Task objective. From the listing below, return every line with the string "true" in it.

Records supplied.
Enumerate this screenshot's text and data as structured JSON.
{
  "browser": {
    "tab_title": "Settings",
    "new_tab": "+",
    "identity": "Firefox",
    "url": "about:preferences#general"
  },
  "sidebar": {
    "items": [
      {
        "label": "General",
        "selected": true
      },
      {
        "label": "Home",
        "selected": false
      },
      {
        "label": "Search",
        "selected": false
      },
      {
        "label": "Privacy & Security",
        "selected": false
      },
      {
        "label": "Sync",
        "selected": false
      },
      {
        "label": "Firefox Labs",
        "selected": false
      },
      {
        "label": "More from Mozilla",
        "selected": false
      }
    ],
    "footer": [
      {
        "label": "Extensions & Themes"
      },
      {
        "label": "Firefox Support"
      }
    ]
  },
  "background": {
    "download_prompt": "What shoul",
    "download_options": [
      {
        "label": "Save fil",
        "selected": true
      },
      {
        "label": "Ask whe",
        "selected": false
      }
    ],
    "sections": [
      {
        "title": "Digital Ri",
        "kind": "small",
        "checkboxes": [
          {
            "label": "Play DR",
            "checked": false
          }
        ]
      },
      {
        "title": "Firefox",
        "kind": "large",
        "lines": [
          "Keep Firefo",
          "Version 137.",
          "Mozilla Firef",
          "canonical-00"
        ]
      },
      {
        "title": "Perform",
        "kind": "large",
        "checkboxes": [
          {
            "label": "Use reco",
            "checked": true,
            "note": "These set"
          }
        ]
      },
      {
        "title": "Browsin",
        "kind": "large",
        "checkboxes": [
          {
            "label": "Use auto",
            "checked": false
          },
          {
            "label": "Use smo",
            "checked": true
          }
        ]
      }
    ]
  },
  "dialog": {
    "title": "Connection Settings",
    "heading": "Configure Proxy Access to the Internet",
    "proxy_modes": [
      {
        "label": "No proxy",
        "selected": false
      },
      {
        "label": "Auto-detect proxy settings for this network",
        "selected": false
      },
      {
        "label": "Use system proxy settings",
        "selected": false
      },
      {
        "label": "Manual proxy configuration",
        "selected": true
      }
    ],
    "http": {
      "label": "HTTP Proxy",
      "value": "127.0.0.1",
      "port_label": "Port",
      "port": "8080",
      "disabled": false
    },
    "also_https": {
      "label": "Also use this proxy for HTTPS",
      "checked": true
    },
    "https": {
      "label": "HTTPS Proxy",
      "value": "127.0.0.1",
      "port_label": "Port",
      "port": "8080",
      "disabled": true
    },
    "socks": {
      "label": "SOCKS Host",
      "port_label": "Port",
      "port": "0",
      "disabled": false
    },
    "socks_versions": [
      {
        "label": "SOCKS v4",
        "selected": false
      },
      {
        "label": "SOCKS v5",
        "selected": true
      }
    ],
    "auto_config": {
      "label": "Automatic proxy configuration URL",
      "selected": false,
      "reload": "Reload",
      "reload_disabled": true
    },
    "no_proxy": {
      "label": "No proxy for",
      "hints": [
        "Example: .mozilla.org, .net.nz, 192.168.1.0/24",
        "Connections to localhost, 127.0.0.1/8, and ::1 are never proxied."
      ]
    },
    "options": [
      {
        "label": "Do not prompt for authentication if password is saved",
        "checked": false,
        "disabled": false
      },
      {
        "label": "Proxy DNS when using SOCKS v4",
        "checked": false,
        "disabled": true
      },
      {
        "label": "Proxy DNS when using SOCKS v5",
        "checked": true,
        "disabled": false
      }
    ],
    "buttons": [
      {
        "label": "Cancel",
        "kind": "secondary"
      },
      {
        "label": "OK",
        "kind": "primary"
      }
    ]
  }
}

Result of the exercise.
        "selected": true
        "selected": true
            "checked": true,
            "checked": true
        "selected": true
      "checked": true
      "disabled": true
        "selected": true
      "reload_disabled": true
        "disabled": true
        "checked": true,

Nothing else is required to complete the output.